Energy research, infrastructure investment, industry and apprenticeships have been addressed by chancellor George Osborne's Autumn Statement today.
The chancellor announced that spending on energy research is to be doubled and support for low carbon electricity and renewables is to more than double.
Osborne said: “Investing in the long term economic infrastructure of our country is a goal of this Spending Review, and there is no more important infrastructure than energy. So we’re doubling our spending on energy research with a major commitment to small modular nuclear reactors.
“We’re also supporting the creation of the shale gas industry by ensuring that communities benefit from a Shale Wealth Fund, which could be worth up to £1 billion. Support for low-carbon electricity and renewables will more than double.”
The chancellor said the development and sale of Ultra Low Emission Vehicles will continue to be supported – but in light of the slower than expected introduction of more rigorous EU emissions testing, the removal of the diesel supplement from company cars will be delayed until 2021.
Plans to reform the Renewable Heat Incentive to save £700 million were revealed.
The chancellor also announced plans to devolve business rates to local councils who will be allowed to earmark funds for specific infrastructure projects.
Meanwhile, the Department for Transport's operational budget will fall by 37%, but its capital spending will increase by 50% to £61 billion. "That funds the largest road investment programme since the 1970s, for we are the builders," said Osborne.
“It means the construction of HS2 to link the Northern Powerhouse to the south can begin. The electrification of lines like the Trans-Pennine, Midland Main Line and Great Western can go ahead. We’ll fund our new Transport for the North to get it up and running.”
The chancellor committed to the same level of support for the UK's aerospace and automotive industries for the next five years. Spending on the new catapult centres will increase and the cash support provided through through Innovate UK is to be protected.
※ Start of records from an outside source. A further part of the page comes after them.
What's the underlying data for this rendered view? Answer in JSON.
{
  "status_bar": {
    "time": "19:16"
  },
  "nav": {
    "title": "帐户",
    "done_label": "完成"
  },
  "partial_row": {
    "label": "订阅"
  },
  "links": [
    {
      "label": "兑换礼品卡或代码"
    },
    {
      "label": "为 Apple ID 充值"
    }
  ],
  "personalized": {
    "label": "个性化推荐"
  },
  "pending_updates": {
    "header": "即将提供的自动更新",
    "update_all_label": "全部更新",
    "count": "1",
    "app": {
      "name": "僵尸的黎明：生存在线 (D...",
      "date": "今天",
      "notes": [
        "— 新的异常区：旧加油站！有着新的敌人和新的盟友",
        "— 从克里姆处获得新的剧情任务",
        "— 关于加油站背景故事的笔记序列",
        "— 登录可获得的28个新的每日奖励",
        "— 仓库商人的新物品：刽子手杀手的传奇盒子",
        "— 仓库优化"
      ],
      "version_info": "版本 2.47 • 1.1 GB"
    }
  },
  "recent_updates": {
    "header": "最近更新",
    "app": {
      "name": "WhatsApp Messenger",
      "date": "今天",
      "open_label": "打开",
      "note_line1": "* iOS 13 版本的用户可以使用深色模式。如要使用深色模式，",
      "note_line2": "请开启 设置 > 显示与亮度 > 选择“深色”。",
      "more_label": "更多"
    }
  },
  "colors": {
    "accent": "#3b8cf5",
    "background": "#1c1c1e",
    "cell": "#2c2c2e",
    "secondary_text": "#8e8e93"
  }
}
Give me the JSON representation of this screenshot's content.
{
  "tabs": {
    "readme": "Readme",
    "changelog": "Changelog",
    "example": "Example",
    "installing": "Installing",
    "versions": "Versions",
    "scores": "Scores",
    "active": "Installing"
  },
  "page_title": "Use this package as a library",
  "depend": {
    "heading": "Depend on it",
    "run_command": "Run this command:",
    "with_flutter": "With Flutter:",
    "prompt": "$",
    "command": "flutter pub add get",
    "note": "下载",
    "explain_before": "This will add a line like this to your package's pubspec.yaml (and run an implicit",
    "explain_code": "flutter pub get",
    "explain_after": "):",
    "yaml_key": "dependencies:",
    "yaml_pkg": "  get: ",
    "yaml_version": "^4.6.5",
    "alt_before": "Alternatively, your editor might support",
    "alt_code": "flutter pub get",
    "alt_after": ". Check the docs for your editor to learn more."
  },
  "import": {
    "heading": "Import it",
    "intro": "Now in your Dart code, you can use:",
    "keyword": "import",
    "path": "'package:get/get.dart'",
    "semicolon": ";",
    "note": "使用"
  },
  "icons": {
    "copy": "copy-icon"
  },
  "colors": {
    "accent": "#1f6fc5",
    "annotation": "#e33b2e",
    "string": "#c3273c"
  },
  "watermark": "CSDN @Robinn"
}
Osbourne said: "In this Parliament I’m protecting it (the budget for science) in real terms so it rises to £4.7 billion. That’s £500 million more by the end of the decade. Alongside £6.9 billion in the capital budget too.”
In response to the announcement, Paul Everitt, chief executive of ADS Group, said: “The UK’s aerospace industry will benefit from today’s government decision to prioritise long-term funding for the Aerospace Technology Institute (ATI).
“The ATI, a successful initiative of the Aerospace Growth Partnership providing strategic focus and funding for aerospace R&D, is changing global perceptions of the UK as a place to invest.
“Today’s announcement will give UK industry confidence to continue investing in the stimulation of breakthrough technologies which lead to a larger share of the export market, higher productivity and deliver greater economic returns.”
Terry Scuoler, chief executive of EEF, the manufacturers’ organisation, added: “The chancellor’s enthusiasm for an industrial strategy for Britain is hugely welcome, as is his promise to continue to support Catapult centres, the successful incubators of new business ideas and product development.
“Moving to an exemption of energy intensive sectors from the costs of renewables is enormously welcome and demonstrates that government is dedicated to finding a long term solution to this problem."
Meanwhile, Professor Philip Nelson, chair of the Research Councils UK Executive Group, said: “Across government there are programmes facing significant cuts and against this background we acknowledge the value the government has placed on research with this settlement. It means that the UK’s research base will be able to maintain its world-class research outputs, continue to partner with and attract industry, maintain its flow of trained researchers into the economy and society and continue to inspire the next generation."
The Summer Budget announced that three million new apprenticeships will be created by 2020, funded by a levy on large employers. The apprenticeship levy will come into effect in April 2017, at a rate of 0.5% of an employer’s pay bill. A £15,000 allowance for employers will mean that the levy will only be paid on employers’ pay bills over £3 million. Less than 2% of UK employers will pay the levy.